# Exercise requirements
What number of lines in the data below contain the string "current"? Answer with that number alone.

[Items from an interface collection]
+ + + +

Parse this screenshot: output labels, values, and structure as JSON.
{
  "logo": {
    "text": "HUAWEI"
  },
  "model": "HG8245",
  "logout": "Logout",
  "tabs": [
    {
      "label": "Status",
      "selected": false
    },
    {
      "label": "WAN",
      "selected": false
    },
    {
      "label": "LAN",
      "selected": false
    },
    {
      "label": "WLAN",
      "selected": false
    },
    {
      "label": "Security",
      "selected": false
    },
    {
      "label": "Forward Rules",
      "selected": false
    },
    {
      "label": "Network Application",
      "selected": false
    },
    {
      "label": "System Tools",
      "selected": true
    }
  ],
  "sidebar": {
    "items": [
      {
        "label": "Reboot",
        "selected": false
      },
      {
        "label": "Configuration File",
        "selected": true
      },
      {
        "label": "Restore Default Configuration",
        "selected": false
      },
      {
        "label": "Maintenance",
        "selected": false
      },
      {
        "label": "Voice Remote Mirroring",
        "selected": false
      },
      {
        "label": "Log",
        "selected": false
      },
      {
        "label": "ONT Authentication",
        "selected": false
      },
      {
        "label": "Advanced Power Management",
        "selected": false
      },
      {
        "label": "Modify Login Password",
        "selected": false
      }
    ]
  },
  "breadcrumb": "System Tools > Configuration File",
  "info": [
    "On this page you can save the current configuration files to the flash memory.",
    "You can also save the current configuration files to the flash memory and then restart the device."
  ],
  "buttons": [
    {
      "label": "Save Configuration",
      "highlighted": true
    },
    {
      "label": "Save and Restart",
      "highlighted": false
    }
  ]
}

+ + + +

# Exercise result
2